Drewry anticipates box ship scrappings to rise with IMO's new sulphur rule
DREWRY Shipping Consultants predicts demolition of containerships will account for two per cent of the global fleet of 22 million TEU and forecasts the scrapping of box ships will rise in the months ahead
DREWRY Shipping Consultants predicts demolition of containerships will account for two per cent of the global fleet of 22 million TEU and forecasts the scrapping of box ships will rise in the months ahead.
In the latest issue of its Container Insight Weekly, Drewry noted that the pool of obvious candidates for demolition is limited since the average age of the global containership fleet is 12 years, reported American Shipper.
Higher crude oil prices and the requirement by the International Maritime Organization that ships must use cleaner fuel or equip vessels with scrubbers to remove sulphur start from January 2020 and are incentives to scrap older ships.
'In our most recent Container Forecaster report, we pegged the annual scrapping forecast for this year at approximately 300,000 TEU, down from our previous estimate of 450,000 TEU,' the London-based company was cited as saying. 'With over eight months of the year remaining, the new forecast calls for a slight escalation in demolition activity as the IMO low-sulphur deadline nears'.
Drewry said there is still an oversupply of capacity in the container shipping industry. Old ships tend to be less economical to operate, and as they approach the end of their useful life, shipping lines are less inclined to consider it worthwhile to invest in scrubbers.
Shipowners often plan to scrap vessels when they are 25 years old; however, Drewry noted only 5 per cent of the fleet is over 20 years old. The average age of ships being scrapped has dropped to 22, it said.
'Owners have thus far resisted a large-scale cull that would help to alleviate the container market's enduring overcapacity crisis,' said Drewry. 'Last year represented an eight-year low for containership demolitions when approximately 120,000 TEU was sold for scrap.'
Drewry said containership operators are still 'in the dark over the starting price of the more expensive low-sulphur fuel oil mandated for the start of next year' when an IMO regulation mandates the amount of sulphur in bunker fuel must be cut from 3.5 per cent to 0.5 per cent.
The US consulting firm AlixPartners estimates that 'IMO 2020 regulations could cost the container shipping business as much as US$10 billion globally based on 2018 figures; that cost could increase significantly in 2020 based on fuel oil prices, shipping demand and a myriad of other factors such as limited supply of both scrubbers and low sulphur fuel, which could push fuel costs even higher'.
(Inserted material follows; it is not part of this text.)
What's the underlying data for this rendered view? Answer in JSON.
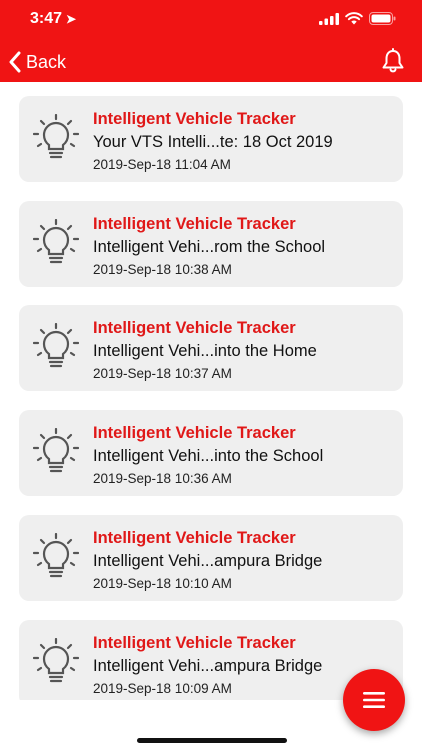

Dewry said: 'The rapidly increasing move towards fitting exhaust scrubbers could force charter rates down for some ships that are not fitted with the system, potentially swelling the number of demolition candidates.'